Excerpts from a dataset:
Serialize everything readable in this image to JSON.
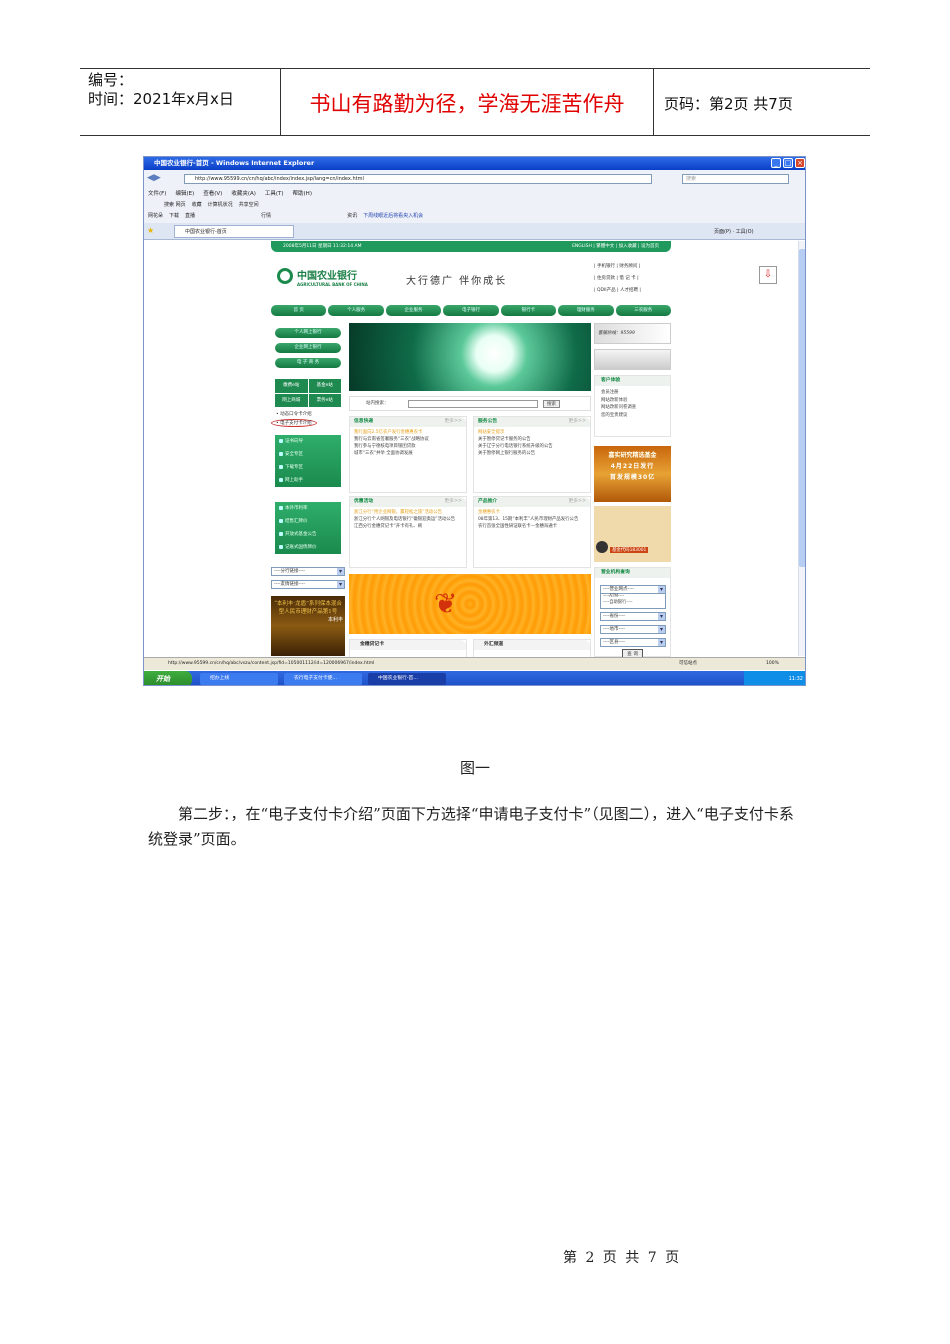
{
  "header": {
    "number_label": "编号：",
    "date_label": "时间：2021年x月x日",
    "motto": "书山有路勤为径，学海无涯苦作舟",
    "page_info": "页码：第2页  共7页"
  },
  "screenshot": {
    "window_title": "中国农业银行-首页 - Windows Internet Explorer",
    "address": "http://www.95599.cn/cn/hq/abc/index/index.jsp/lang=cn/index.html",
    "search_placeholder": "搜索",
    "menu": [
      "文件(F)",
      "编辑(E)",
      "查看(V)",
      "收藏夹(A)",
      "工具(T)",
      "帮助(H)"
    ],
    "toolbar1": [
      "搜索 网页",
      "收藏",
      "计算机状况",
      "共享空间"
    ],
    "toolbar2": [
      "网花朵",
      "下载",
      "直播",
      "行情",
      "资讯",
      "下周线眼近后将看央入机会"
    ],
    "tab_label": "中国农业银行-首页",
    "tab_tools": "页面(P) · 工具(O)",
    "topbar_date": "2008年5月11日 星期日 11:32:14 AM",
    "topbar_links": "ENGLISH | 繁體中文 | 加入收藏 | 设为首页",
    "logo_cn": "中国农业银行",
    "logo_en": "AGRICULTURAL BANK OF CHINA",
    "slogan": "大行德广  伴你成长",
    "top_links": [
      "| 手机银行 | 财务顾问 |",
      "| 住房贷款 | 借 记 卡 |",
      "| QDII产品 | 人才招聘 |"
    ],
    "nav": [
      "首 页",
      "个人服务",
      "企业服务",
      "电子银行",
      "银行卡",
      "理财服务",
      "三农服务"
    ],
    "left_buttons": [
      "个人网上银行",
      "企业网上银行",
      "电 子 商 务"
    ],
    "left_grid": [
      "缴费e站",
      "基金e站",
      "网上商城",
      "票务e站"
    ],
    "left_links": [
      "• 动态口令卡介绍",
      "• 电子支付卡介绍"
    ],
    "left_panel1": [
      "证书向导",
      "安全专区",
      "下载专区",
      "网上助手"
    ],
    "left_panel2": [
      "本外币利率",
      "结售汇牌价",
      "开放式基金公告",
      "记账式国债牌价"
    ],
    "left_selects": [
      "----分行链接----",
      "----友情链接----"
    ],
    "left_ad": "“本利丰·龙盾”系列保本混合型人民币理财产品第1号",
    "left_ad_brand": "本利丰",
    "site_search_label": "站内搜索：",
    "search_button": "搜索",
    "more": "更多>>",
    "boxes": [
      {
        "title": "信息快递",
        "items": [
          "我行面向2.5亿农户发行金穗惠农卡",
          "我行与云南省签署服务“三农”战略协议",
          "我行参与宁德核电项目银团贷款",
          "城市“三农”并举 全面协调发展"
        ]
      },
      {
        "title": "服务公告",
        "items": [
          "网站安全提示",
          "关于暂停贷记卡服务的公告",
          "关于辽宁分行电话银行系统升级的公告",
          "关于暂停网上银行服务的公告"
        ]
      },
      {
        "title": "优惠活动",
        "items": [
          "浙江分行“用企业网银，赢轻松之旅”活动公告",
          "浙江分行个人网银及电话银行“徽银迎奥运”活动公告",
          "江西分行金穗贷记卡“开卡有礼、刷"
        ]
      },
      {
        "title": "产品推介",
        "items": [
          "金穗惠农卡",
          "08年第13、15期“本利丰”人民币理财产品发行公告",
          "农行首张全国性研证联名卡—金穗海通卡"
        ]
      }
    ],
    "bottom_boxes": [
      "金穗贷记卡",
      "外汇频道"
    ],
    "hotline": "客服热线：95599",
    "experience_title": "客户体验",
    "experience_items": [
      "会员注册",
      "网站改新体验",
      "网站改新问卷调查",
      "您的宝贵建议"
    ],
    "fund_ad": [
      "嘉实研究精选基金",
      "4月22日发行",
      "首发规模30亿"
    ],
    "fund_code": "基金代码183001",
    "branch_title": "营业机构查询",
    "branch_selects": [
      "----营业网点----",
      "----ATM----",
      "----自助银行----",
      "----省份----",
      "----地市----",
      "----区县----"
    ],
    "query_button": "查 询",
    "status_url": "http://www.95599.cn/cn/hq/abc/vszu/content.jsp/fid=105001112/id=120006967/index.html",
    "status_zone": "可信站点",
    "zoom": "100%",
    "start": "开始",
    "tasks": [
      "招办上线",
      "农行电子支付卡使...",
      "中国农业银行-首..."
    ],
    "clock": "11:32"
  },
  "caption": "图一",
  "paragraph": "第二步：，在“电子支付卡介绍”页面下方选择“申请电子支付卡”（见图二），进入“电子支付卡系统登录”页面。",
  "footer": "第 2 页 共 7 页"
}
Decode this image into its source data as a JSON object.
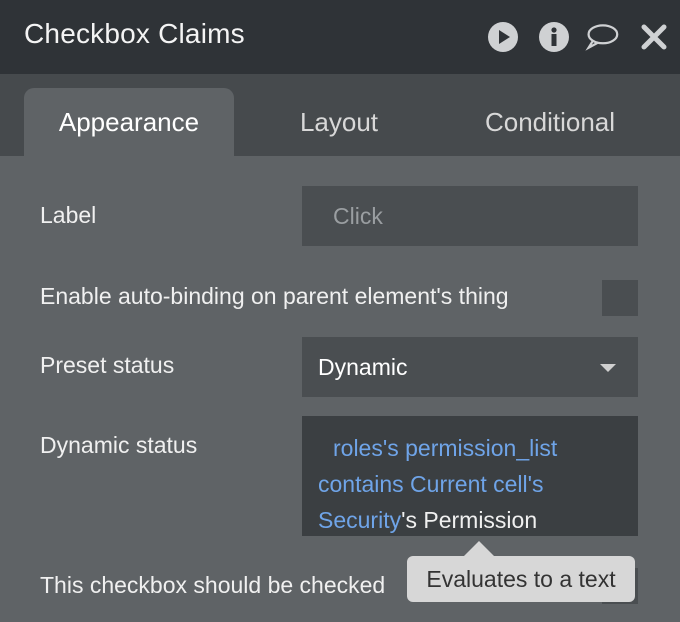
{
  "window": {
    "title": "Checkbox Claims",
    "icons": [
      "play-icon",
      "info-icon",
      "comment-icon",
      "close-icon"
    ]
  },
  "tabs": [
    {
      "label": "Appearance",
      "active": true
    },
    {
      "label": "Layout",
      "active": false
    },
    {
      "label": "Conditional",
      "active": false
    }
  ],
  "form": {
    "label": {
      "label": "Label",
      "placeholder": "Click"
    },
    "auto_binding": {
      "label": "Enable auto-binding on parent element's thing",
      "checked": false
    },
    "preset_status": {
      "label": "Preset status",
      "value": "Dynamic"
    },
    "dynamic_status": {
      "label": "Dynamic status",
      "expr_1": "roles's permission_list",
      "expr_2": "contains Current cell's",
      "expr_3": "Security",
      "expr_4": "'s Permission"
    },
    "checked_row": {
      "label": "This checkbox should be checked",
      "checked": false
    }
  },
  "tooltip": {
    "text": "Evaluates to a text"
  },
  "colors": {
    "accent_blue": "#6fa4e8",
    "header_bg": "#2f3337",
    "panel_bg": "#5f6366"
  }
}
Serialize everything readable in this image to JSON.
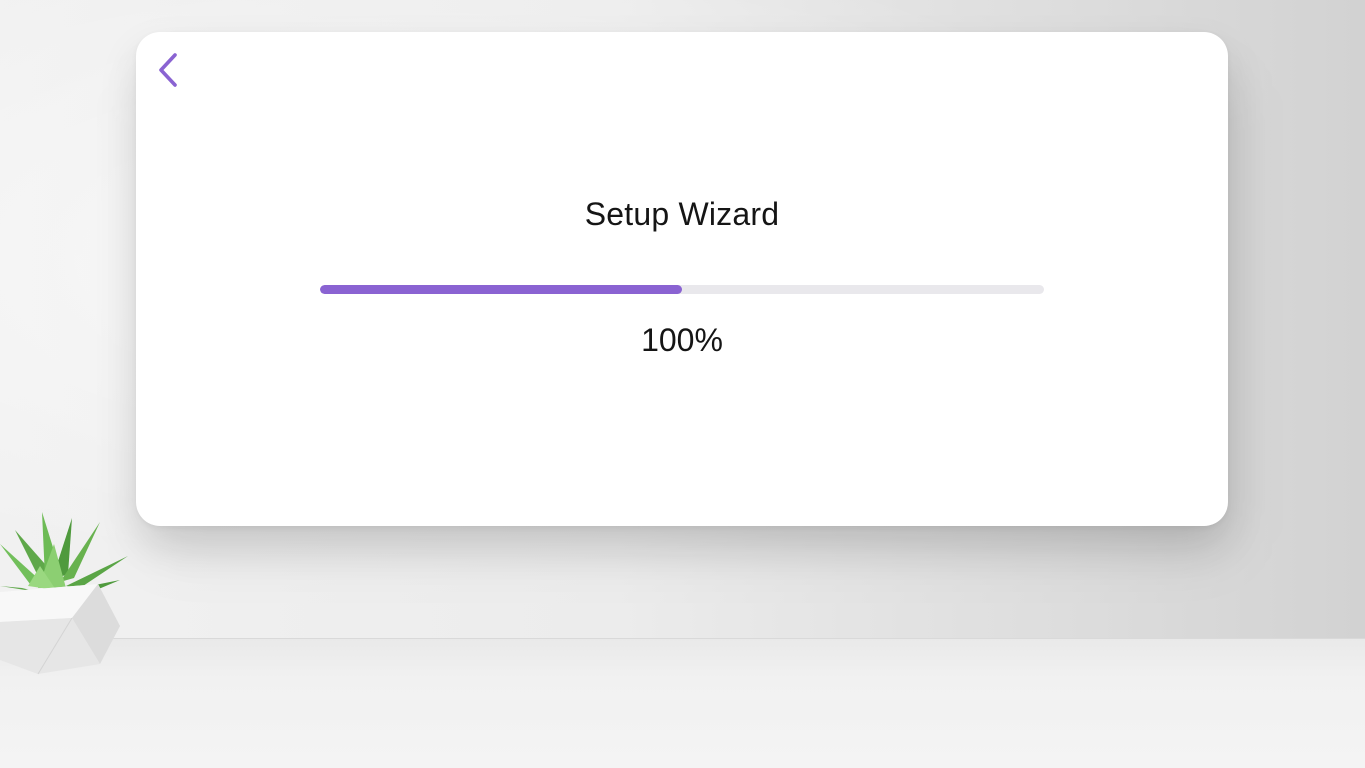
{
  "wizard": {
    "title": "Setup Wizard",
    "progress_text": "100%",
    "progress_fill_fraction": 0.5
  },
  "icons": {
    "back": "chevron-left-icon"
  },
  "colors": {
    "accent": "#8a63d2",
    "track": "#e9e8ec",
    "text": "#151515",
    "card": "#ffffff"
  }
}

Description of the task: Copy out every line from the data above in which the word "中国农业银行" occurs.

Exercise answer:
    "window_title": "中国农业银行-首页 - Windows Internet Explorer",
    "tab_label": "中国农业银行-首页",
    "logo_cn": "中国农业银行",
      "中国农业银行-首..."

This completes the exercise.